TheFork's Bookatable influences £700 million in diner spending

06 April 2020 5 min. read

As the UK’s restaurant sector looks to turn a corner, following years of stagnation, many in the business are failing to fully engage with online customers. According to research from Strategy&, restaurants with over 50 total user reviews perform better.

Licensed premises in Britain are seeing a steady year-on-year decline, with one 2019 survey finding there had been a fall of 2,920 such venues over the last 12 months. Restaurant numbers in particular took a knock – despite small flourishes in the group restaurant scene.

Even the likes of Prescott & Conran – an upmarket restaurant group co-founded by Sir Terence Conran – and the Michelin starred Marc Restaurant Group have folded under the pressure, while the addition of coronavirus into the mix has compounded the crisis faced by every aspect of the food and drink market.

Despite a number of worrying trends in the sector, a new study has found that dining still makes a major contribution to the UK’s economy. According to analysis of TheFork’s member data by PwC subsidiary Strategy&, the UK restaurant market is worth around £25 billion – and this could be enhanced by adopting new digital platforms like TheFork.

The global restaurant industry is 1.6 trillion and growing

TripAdvisor company TheFork is one of the leading online restaurants reservation platforms in Europe, Australia and Latin America. It boasts a network of more than 65,000 restaurants worldwide, and receives more than 27 million monthly visits from people hungry for new dining experiences.

In order to reveal insights about the size, growth and key trends of the global dining industry, Strategy& analysed the group’s data from 2018, including sector sales and number of restaurant locations at the global level, and in six major markets where TheFork and TripAdvisor do business.

At present, digital platform TripAdvisor helps contribute around £680 million to the UK market each year through its Bookatable platform. However, in other markets TheFork generates a larger impact. For example, in Spain the benefit is £1.2 billion, while France gets an even larger £1.4 billion boost.

In the context of the coronavirus outbreak, digital platforms could prove even more important for the dining sector too – as while lock-down means people cannot set foot in restaurants, online orders for food have exploded in 2020.

Direct and indirect jobs related to the impact of TheFork

The presence of these platforms is also proving good for employment. According to the researchers, TripAdvisor has created or sustained 52,000 incremental jobs in the six countries in scope. This is calculated through the number of restaurant and supply chain jobs generated in the industry by the incremental activity of restaurants attributable to Tripadvisor, which would not have occurred without the platform.

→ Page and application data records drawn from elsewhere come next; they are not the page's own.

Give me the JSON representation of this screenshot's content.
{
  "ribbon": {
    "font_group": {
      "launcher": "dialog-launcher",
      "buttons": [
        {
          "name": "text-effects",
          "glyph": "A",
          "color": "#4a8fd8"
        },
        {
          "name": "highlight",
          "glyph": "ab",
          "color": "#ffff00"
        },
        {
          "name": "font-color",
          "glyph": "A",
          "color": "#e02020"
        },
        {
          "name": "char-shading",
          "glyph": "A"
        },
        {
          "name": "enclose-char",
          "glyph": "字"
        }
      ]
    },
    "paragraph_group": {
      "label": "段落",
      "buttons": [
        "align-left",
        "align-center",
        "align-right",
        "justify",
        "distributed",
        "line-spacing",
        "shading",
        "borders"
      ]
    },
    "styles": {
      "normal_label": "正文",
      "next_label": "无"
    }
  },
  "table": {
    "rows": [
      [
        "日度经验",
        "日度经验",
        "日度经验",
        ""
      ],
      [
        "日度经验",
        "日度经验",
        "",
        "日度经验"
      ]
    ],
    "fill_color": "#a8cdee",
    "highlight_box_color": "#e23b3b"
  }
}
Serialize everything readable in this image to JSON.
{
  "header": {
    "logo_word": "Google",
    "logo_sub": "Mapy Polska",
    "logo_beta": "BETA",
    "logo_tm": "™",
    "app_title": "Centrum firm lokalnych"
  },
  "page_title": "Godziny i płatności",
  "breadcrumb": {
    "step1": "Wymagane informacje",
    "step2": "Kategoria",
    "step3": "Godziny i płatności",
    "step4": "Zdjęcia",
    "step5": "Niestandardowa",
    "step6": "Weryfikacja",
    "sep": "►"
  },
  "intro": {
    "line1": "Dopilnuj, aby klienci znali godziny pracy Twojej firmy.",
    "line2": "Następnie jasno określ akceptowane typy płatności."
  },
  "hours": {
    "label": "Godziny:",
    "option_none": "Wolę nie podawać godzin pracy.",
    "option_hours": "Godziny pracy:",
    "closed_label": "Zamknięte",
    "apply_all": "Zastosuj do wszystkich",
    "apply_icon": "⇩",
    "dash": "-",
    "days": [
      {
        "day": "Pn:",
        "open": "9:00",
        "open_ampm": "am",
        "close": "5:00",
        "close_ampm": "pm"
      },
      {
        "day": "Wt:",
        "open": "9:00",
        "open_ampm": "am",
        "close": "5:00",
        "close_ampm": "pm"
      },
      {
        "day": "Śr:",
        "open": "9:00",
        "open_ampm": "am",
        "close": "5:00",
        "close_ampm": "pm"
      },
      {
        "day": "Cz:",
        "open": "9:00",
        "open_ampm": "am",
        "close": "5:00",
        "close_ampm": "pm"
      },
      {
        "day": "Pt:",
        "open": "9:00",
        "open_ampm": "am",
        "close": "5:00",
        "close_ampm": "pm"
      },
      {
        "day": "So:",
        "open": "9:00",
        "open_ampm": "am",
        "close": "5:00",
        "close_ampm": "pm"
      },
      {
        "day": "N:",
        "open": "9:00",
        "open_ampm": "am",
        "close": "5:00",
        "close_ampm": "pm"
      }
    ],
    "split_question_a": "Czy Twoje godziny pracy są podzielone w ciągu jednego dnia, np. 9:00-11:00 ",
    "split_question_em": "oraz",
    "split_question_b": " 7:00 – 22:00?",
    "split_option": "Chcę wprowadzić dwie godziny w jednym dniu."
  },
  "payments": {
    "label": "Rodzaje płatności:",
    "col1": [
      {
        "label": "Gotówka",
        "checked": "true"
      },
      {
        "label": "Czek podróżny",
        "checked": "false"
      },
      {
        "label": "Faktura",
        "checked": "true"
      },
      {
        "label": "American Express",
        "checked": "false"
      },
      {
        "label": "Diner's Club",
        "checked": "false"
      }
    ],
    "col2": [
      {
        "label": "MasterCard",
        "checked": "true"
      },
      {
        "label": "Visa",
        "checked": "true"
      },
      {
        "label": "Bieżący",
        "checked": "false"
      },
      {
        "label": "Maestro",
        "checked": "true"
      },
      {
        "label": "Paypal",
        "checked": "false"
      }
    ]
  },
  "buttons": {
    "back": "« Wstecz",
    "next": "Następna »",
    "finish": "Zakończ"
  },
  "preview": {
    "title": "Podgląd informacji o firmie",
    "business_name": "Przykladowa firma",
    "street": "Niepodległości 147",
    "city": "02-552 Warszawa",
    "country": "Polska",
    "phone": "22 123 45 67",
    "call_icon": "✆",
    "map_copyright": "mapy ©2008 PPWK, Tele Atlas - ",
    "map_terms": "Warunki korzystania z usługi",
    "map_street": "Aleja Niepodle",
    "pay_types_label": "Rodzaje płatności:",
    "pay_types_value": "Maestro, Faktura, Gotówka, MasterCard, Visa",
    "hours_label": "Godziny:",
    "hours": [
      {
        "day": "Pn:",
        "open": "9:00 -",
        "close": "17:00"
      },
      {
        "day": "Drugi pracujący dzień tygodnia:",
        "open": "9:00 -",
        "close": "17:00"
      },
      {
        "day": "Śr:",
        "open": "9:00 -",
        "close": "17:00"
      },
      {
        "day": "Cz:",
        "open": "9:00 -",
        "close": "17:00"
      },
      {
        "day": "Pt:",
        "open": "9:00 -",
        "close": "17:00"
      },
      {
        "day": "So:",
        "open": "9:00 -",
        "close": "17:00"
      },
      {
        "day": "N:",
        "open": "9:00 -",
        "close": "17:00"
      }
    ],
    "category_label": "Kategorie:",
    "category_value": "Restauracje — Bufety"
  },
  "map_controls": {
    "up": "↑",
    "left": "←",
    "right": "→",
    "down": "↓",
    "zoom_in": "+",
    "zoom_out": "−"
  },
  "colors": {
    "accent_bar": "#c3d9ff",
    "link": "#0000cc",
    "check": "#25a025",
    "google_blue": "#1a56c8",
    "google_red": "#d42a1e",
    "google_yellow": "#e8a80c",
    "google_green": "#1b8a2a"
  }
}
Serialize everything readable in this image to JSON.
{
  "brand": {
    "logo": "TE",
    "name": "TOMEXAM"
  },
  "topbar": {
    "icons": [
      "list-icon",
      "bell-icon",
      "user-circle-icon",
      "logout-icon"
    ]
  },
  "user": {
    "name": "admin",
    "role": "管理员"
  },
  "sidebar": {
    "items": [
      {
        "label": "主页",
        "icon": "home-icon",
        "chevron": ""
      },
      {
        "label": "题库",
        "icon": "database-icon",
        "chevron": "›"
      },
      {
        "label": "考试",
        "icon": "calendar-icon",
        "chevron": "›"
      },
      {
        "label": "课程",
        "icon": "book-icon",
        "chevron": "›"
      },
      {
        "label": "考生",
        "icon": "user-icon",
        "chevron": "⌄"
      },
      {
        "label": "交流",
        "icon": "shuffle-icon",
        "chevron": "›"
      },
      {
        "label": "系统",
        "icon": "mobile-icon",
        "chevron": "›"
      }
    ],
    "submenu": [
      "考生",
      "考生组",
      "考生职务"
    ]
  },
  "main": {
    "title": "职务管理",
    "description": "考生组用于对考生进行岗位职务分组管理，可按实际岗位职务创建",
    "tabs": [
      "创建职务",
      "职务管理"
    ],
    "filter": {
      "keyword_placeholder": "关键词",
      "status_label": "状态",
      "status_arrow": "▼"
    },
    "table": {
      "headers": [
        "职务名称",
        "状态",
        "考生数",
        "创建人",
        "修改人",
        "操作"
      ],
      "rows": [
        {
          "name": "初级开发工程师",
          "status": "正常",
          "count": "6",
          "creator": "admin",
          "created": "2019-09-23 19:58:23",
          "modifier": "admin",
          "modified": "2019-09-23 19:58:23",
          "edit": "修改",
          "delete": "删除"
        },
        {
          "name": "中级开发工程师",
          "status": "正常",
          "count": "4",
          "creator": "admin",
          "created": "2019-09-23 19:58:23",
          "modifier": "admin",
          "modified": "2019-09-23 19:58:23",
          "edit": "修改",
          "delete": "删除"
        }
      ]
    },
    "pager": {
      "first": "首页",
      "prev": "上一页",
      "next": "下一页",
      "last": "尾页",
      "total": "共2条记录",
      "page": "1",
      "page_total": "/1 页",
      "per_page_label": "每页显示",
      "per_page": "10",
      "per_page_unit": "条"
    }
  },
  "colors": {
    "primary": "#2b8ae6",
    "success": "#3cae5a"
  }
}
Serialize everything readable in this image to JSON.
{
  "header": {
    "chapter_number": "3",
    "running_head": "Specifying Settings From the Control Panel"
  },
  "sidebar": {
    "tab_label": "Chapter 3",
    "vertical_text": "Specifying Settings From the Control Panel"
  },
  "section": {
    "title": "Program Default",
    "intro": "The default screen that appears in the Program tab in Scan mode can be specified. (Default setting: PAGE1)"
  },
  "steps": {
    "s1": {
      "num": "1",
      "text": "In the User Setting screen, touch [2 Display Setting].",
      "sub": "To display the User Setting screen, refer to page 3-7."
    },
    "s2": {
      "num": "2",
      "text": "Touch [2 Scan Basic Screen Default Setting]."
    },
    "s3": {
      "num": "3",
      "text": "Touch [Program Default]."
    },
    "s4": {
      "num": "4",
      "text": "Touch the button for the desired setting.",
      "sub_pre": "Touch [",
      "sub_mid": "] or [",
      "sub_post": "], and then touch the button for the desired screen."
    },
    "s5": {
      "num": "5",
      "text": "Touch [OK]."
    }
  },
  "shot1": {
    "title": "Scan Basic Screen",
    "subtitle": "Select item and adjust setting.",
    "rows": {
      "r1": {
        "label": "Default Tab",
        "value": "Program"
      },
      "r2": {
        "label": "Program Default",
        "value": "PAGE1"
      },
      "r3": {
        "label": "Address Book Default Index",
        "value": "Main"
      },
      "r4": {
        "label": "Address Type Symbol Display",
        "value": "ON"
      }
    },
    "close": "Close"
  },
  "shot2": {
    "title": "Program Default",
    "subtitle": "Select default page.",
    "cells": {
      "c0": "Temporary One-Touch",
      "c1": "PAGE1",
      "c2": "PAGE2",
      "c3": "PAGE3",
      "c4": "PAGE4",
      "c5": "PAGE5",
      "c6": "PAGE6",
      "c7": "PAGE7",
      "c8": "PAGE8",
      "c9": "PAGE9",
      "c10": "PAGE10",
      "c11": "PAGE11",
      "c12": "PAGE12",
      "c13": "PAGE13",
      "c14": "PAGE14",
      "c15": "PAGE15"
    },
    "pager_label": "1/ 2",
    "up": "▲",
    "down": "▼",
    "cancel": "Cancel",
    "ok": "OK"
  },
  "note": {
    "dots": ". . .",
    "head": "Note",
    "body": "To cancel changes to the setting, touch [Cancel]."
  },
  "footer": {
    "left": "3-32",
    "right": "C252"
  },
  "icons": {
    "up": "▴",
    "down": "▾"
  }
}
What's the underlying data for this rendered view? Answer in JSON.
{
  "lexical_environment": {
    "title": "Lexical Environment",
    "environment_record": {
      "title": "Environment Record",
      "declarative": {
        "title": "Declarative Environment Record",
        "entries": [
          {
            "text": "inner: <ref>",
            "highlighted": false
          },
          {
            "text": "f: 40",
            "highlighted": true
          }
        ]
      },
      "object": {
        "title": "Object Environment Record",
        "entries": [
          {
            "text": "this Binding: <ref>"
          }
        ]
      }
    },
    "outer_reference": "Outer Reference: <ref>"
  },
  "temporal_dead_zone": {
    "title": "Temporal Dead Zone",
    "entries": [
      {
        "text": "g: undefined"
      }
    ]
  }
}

According to the study’s findings, while the UK’s dining scene has been under major pressure in recent years, a recovery is on the cards. Between 2010-2018, the sector endured CAGR of 0%, but the researchers believe that era of stagnation is coming to a close – estimating positive growth from 2018-2022.

However, socio-economic impact generated by TripAdvisor’s incremental impact is still low in the UK. Only the Netherlands performed worse – suggesting many restaurants in the UK are not doing enough to boost engagement through digital platforms in general. If the dining sector is to further push its way out of its current plateau, changing this is key. In order to change this, Strategy& recommended several critical actions for dining businesses to thrive online.

Socio-economic impact generated by TheFork’s impact, by country

Thriving online

First and foremost, having a presence of any kind where diners are doing their research is key. TripAdvisor presences for example do not place a cost on businesses, but lead to as much as a 2% boost to average annual restaurant revenue. Then, owners can further benefit by actually engaging with their diners, and responding to their online reviews. Claiming a restaurant on TripAdvisor generates an estimated $15,000 incremental revenue on average per year for every claimed restaurant. Eateries with 51 to 100 total user reviews see an average 2% revenue spike.

On top of this, while it sounds simple, many groups still are not bookable online. Restaurateurs who subscribe to TheFork's reservation platform to make it easy for guests to book their property see an average of a 10% increase in additional revenue. Meanwhile, paid marketing can further help get a leg up on competitors. Restaurants participating in TripAdvisor Premium capture an average 6 times more incremental revenue than restaurants that have not subscribed.